“I love baseball,” Bruce said. “The World Series is the equivalent of a local beer league softball to [the Super Bowl]. Nothing is even close to this. Final Fours get dwarfed by this. As the baseball playoffs wind down, interest dwindles because baseball’s so provincial. When you get to the Super Bowl and you wind down to this, interest grows. The whole nation has decided that we might not be a nation of 49ers fans and Ravens fans, but this is the big game we’re watching this week, so we’re going to learn as much about these two teams.
“I don’t think anybody’s breaking down the Giants’ outfield when they knew they were going to be in the World Series.”
Bruce likes the 49ers’ chances of winning their sixth Super Bowl, and first since 1995.
“The key is wearing the Ravens out with their speed,” Bruce said. “They’re the bigger team up front, and they’re the faster team. That’s what ends up wearing the Baltimore Ravens down. I think they can exploit the lack of speed they’ve got in the middle of that [Ravens’] defense.
“The one thing I can see undermining the 49ers is if [coach] Jim Harbaugh gets into a little bit of a tough-guy contest against his brother [Ravens head coach John Harbaugh], and wants to prove that he can win this Super Bowl by running in between the tackles more often that he might, based on some macho notion. I don’t think that’s going to happen.”
It’s been a great time to be a sports fan in the Bay Area the last few months.
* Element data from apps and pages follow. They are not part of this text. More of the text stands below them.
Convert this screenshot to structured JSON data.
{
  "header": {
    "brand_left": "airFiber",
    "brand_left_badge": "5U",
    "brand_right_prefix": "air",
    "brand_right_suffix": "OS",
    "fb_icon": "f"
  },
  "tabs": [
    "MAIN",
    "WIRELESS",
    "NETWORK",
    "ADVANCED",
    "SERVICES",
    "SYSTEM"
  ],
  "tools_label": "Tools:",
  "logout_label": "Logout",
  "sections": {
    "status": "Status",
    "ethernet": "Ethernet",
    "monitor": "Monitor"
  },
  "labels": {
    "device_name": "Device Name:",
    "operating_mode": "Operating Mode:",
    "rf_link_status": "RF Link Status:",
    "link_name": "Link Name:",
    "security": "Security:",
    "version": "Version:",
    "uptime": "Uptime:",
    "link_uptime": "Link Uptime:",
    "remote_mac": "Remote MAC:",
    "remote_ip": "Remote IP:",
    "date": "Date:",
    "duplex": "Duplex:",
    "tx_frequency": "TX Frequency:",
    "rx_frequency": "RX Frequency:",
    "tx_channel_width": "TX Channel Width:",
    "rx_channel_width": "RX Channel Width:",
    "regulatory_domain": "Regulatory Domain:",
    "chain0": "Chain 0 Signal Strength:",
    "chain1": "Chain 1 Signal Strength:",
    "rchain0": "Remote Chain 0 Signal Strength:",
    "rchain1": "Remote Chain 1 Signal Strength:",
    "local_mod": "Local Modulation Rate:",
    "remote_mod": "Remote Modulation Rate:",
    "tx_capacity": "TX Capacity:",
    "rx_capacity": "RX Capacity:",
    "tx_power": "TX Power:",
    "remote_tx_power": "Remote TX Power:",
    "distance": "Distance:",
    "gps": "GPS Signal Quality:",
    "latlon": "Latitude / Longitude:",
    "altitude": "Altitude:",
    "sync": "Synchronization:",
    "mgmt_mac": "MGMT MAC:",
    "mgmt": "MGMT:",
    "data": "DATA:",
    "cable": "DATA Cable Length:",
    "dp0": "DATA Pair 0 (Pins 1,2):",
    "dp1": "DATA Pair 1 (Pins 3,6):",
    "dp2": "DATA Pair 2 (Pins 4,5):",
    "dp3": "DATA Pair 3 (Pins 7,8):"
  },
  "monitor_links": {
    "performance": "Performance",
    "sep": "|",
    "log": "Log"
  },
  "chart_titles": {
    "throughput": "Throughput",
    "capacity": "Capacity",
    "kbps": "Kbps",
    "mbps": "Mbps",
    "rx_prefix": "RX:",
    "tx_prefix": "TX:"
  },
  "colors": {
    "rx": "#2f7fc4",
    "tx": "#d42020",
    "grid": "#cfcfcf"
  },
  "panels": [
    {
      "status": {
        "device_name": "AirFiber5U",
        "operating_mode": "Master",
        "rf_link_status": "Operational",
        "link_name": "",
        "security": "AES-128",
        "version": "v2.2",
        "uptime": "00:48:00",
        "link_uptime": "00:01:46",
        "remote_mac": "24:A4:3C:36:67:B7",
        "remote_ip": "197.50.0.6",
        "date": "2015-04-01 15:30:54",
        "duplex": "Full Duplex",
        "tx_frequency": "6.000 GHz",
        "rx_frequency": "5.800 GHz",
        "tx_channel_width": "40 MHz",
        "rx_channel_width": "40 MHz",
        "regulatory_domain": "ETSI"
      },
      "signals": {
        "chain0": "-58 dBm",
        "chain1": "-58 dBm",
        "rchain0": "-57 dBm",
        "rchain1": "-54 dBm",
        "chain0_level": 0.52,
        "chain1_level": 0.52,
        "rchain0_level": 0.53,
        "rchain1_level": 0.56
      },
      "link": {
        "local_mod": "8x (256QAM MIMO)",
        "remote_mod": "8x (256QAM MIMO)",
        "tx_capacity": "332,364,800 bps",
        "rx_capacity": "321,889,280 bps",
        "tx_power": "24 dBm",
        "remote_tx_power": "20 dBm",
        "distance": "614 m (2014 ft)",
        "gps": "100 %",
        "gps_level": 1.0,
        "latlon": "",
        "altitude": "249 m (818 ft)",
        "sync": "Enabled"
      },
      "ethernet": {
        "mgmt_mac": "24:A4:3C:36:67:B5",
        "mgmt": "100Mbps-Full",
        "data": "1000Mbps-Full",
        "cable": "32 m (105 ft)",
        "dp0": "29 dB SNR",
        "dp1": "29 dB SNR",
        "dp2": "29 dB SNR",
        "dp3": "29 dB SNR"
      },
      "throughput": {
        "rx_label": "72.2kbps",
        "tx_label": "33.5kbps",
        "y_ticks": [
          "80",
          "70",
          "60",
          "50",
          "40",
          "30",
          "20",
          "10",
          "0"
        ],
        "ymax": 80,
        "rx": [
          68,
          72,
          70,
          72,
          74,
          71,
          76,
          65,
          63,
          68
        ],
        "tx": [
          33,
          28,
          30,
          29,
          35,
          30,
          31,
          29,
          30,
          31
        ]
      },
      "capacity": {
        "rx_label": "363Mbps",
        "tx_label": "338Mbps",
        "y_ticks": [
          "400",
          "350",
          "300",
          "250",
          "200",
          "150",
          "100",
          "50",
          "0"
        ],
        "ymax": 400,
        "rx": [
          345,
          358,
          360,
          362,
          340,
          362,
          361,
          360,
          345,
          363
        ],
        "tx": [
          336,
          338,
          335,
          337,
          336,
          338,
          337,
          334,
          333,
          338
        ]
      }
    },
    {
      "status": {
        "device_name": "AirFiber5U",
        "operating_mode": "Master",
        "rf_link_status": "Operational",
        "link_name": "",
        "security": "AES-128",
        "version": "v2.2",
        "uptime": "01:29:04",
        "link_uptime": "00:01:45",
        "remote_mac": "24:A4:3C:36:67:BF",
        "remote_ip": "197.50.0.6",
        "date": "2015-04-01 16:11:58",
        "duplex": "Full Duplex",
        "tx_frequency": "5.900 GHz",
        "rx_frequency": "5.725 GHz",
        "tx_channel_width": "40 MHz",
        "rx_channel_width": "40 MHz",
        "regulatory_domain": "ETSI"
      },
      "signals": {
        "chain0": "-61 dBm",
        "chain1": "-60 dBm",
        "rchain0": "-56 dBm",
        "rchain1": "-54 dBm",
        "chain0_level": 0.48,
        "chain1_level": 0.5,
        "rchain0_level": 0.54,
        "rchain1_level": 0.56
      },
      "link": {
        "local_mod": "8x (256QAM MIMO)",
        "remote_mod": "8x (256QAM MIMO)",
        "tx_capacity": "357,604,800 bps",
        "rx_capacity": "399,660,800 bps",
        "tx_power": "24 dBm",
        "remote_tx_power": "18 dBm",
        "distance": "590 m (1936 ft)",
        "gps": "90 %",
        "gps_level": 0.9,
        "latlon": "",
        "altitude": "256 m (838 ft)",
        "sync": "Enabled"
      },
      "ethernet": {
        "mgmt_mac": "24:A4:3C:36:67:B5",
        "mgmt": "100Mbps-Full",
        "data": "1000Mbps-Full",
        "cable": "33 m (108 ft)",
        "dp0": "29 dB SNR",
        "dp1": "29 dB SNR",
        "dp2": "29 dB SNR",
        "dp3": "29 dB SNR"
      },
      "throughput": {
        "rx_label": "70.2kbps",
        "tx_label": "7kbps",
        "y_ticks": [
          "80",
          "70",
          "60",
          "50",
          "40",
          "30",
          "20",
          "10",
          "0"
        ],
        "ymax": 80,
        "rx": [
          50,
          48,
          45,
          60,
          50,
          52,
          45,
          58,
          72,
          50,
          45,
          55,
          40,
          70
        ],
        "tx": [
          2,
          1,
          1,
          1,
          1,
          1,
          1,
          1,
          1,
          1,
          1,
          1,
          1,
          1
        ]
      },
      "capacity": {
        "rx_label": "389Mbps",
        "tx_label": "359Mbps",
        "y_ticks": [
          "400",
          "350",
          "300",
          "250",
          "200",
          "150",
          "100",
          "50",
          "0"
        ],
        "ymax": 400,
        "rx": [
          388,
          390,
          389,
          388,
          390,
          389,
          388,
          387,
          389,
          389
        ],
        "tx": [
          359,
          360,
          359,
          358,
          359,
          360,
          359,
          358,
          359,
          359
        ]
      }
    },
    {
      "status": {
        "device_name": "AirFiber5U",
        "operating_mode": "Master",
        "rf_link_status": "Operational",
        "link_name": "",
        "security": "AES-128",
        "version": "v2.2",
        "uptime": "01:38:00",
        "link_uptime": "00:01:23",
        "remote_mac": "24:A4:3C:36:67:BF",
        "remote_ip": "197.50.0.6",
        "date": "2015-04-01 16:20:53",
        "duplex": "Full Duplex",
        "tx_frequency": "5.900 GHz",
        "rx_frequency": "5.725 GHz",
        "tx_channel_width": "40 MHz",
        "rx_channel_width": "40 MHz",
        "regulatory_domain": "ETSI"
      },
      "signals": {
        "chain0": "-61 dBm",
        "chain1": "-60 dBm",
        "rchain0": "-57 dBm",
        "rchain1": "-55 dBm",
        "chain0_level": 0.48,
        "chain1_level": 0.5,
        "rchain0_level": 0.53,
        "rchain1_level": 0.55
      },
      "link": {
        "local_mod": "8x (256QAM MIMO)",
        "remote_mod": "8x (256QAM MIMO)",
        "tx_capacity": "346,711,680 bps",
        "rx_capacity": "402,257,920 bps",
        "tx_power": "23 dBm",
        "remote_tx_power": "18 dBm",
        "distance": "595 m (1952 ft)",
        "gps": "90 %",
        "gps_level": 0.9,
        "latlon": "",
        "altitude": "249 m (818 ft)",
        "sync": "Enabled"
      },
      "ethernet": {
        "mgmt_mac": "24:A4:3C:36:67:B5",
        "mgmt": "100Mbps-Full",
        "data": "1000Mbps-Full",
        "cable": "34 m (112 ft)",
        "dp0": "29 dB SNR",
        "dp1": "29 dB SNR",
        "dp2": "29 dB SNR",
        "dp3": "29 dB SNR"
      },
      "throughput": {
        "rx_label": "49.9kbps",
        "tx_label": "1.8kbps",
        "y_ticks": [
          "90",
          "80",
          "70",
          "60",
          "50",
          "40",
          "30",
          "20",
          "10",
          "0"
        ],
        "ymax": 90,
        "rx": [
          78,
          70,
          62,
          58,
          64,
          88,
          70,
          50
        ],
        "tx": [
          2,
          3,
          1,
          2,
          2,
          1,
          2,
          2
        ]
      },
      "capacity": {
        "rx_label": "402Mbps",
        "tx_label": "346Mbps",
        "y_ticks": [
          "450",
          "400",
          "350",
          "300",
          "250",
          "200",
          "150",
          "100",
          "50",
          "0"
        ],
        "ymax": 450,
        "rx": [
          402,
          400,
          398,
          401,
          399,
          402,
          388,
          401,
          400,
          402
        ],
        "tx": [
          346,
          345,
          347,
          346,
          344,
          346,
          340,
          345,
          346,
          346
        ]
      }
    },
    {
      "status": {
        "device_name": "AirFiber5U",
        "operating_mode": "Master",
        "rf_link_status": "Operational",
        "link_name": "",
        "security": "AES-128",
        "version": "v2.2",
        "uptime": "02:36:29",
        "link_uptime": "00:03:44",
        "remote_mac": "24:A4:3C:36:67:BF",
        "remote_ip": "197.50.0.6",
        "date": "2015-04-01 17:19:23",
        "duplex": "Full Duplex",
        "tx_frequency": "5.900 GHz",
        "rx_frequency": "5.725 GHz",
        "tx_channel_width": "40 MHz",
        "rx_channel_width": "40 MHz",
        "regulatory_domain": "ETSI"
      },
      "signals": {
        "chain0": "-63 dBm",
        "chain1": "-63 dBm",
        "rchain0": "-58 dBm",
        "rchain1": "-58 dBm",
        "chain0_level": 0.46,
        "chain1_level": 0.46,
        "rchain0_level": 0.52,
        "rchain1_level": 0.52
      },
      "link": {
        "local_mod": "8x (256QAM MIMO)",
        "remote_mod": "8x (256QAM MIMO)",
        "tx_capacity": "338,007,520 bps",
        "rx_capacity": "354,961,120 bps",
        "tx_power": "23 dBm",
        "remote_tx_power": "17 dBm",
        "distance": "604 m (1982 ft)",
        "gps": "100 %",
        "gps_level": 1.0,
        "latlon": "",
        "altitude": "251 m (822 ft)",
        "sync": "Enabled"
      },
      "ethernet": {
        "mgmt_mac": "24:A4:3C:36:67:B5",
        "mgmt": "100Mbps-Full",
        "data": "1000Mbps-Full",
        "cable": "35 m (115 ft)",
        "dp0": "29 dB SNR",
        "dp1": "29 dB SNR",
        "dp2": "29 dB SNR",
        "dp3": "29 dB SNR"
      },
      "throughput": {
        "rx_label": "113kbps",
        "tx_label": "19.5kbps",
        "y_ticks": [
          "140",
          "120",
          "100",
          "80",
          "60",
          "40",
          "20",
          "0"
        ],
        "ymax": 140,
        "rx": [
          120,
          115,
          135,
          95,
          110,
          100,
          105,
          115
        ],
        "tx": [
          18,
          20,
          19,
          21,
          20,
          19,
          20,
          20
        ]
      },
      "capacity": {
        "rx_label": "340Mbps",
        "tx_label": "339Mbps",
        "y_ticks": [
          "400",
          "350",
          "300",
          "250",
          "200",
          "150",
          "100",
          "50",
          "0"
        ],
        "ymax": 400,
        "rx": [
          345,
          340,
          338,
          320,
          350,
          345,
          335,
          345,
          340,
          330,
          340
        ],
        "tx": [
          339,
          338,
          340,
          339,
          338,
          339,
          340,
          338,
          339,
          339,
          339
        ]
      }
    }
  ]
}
Besides the 49ers and Giants, the Oakland Athletics rallied to win the American League West Division title, the Golden State Warriors are in second place in the NBA’s Pacific Division, and the NHL’s San Jose Sharks are off to a hot start.
“It’s the golden age of San Francisco sports,” Bruce said. “There’s never been anything like this. To be out there while all this is happening, there’s nowhere to go but down. It can’t get much better than this.”
Mike Trout of the Los Angeles Angels, last year’s American League Rookie of the Year and runner-up for the league’s MVP, is crashing the Super Bowl with his first major national commercial.
Trout will be featured in a new ad for Subway, along with Los Angeles Clippers star Blake Griffin, Justin Tuck of the New York Giants and Olympic speedskater Apolo Anton Ohno, among others.
The ad marks Jared Fogle’s 15-year anniversary of losing 245 pounds by eating Subway.
The endorsement is a natural for Trout, who grew up eating the restaurant chain’s sandwiches (His favorite: chicken teriyaki with hot peppers and oregano).
Since his favorite team, the Philadelphia Eagles, isn’t playing, Trout said he enjoys checking out the commercials.
“Some get pretty creative, some of them get a laugh, some prove a point,” Trout told The Associated Press. “I’m sure I’ll be getting a lot of text messages during the Super Bowl, just to mess with me a little bit.”
As for the game, Trout said he thinks San Francisco will win, even though he wants Baltimore.
“I’ve got a lot of 49ers fans on the Angels, and I know I’ll hear it when I get to the spring,” he said.
CBS Sports will TV coverage of Sunday’s Super Bowl. “The Super Bowl Today” pregame show begins at 2 p.m. Kickoff is scheduled for 6:30 p.m. The game can be seen on CBS6 (WRGB) and CBS6 HD.
Dial Global will have radio coverage of the game. It can be heard on WOFX-AM (980), WPYX-FM (106.5), WENT-AM (1340) and WENT-FM (105.1).
If you don’t want to watch the pregame shows, here is some recommended viewing choices.
u NBC13 and NBC13 HD has the NHL rivalry between the Pittsburgh Penguins and Washington Capitals at 12:30 p.m. That will be followed by the final round of the PGA Phoenix Open at 3 p.m.
u There will be two other NHL games on at 3 p.m. MSG Plus and MSG Plus HD have the New Jersey Devils at the New York Islanders. MSG and MSG HD carry the Florida Panthers at the Buffalo Sabres.
u ESPN and ESPN HD have the Marquette-Louisville Big East men’s college basketball game at 2 p.m.
uTime Warner Cable SportsChannel-50 and TWCS-1803 HD have the Providence-Villanova Big East hoop contest at noon.